Start of Listed entries
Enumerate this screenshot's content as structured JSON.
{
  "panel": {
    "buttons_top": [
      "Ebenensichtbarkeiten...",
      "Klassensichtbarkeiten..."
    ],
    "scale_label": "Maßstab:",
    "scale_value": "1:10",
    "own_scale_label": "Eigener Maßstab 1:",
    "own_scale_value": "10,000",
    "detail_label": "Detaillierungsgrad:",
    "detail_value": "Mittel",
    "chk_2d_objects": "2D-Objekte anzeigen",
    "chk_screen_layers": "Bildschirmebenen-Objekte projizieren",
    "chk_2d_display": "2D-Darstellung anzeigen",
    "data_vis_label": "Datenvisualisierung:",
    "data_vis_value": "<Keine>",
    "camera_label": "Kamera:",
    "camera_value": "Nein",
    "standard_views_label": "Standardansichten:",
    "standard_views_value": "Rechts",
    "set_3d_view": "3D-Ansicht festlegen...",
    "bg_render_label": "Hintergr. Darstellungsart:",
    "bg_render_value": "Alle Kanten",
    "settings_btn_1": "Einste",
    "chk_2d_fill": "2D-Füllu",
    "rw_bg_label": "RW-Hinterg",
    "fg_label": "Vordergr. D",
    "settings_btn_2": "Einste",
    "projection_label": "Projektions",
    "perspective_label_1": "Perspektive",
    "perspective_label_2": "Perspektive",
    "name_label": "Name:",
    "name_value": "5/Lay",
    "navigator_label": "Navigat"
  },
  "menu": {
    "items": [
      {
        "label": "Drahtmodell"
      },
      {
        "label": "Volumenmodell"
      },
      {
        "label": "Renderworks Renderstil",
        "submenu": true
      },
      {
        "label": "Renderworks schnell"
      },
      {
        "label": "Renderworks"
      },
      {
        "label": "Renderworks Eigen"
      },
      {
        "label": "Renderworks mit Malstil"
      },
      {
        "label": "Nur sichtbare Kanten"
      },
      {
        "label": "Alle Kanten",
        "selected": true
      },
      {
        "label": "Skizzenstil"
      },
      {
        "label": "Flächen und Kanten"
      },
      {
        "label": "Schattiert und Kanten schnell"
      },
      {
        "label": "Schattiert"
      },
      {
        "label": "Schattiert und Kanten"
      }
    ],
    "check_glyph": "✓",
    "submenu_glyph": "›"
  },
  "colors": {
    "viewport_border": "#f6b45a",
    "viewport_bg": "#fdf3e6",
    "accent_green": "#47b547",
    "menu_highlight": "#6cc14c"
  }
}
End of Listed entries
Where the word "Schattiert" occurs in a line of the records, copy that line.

        "label": "Schattiert und Kanten schnell"
        "label": "Schattiert"
        "label": "Schattiert und Kanten"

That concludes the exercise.